Brazil Swap Rates Rise After Central Bank Minutes as Real DropsFilipe Pacheco
Brazil’s swap rates climbed after the central bank signaled in minutes of its last meeting that it would keep raising borrowing costs to curb inflation.
Swap rates on contracts due in January 2017 rose nine basis points, or 0.09 percentage point, to 12.37 percent. The real depreciated 0.2 percent to 2.3239 per U.S. dollar after climbing 0.7 percent earlier today.
“The minutes show there will be a change of 0.25 percentage point in the next meeting,” Solange Srour, the chief economist at ARX Investimentos in Rio de Janeiro, said in a phone interview. “It showed that there still are concerns regarding inflation.”
The central bank said in minutes published today that it considers “the continuation of the adjustment of monetary conditions under way” to be appropriate. Policy makers lifted the target rate by 25 basis points last month after six straight increases of a half-percentage point.
The real erased gains after a report showed the trade deficit widened to $6.2 billion in the first two months of the year from $5.3 billion a year earlier.
“The release of the trade deficit numbers scared the market,” Jefferson Luiz Rugik, a director at Correparti Corretora de Cambio in Curitiba, Brazil, said by phone.

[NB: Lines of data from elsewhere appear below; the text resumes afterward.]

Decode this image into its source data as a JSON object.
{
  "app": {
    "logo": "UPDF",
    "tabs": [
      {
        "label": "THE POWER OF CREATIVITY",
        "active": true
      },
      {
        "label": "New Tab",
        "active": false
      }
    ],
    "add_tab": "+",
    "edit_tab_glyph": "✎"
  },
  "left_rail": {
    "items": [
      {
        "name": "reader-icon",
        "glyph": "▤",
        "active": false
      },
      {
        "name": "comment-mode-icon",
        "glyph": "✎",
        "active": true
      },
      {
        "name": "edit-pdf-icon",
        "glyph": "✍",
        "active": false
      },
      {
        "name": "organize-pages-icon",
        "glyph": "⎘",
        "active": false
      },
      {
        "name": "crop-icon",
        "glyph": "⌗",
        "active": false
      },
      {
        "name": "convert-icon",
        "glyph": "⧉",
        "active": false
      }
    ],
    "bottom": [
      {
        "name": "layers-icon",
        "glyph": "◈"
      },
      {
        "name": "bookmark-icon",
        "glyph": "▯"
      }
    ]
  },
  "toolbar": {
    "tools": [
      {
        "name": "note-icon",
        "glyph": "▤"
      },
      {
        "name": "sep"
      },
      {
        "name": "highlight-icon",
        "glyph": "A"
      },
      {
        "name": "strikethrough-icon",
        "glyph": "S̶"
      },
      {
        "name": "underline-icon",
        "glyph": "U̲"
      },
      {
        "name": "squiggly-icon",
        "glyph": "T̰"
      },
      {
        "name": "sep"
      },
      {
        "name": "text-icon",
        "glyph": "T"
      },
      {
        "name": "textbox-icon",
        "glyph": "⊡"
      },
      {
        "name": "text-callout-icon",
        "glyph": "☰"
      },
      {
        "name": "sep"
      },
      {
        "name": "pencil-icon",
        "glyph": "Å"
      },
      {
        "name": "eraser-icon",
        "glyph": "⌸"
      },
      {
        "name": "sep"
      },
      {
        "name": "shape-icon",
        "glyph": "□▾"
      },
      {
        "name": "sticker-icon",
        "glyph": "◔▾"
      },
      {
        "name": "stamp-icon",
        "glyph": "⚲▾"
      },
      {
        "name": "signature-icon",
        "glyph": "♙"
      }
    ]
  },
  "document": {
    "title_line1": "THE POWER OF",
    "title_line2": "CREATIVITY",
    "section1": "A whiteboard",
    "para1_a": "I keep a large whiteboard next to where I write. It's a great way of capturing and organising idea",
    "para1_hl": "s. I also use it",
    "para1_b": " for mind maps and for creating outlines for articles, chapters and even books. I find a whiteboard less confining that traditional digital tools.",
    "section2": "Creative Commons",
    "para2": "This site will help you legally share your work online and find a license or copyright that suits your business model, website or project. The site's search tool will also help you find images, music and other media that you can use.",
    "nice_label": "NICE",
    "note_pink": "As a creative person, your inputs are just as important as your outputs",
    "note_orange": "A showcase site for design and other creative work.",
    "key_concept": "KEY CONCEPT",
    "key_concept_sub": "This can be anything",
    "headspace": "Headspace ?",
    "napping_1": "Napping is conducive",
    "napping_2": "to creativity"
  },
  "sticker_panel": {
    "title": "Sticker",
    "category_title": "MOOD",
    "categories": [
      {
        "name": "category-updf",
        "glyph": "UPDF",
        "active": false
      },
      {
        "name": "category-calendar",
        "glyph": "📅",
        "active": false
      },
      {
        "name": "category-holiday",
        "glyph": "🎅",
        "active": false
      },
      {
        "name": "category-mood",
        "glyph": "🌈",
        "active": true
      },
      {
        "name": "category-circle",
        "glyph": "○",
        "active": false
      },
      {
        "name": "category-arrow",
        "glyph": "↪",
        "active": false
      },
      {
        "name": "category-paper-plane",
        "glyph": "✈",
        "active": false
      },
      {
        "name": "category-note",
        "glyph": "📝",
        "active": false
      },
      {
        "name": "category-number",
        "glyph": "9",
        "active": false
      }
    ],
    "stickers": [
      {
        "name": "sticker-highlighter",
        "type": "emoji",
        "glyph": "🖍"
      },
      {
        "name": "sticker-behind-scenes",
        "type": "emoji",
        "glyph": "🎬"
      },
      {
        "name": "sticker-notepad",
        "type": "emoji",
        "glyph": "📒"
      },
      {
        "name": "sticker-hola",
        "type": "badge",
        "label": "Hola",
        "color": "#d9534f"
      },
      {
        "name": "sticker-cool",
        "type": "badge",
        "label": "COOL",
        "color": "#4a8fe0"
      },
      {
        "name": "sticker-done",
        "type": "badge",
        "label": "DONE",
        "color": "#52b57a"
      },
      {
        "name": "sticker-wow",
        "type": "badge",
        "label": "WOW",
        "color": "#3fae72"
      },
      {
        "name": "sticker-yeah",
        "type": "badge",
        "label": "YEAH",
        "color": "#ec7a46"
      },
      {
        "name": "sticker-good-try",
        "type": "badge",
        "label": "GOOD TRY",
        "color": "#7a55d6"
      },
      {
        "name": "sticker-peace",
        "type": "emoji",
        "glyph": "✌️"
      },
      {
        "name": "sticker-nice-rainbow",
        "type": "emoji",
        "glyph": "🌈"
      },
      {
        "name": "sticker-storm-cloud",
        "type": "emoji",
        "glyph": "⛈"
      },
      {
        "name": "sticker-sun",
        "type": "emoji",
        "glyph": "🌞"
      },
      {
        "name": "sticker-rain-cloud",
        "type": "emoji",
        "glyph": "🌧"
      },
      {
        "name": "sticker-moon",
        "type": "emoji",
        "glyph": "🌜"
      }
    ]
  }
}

Brazil posted foreign-exchange outflows of $1.86 billion in February, according to a report published today by the central bank. The year-to-date outflow is $246 million.
To support the real and limit import price increases, Brazil sold $198 million of foreign-exchange swaps today under a program announced in December.
Brazil will cut 44 billion reais from this year’s budget, the Finance Ministry said Feb. 20. The reduction will slow inflation and cut debt while allowing monetary policy to be “less severe,” Finance Minister Guido Mantega told reporters in Brasilia the same day.
Consumer prices climbed 5.65 percent in the year through mid-February, above the bank’s 4.5 percent target. Policy makers have raised borrowing costs by 350 basis points since April to 10.75 percent.
Economists covering Brazil raised their forecast for 2014 gross domestic product growth to 1.70 percent from 1.67 percent a week ago, according to the median of about 100 estimates in a central bank survey published yesterday.
A Feb. 27 government report showed GDP expanded 0.7 percent in the fourth quarter from the prior three months, when it contracted 0.5 percent. The increase was more than all of the forecasts of analysts surveyed by Bloomberg.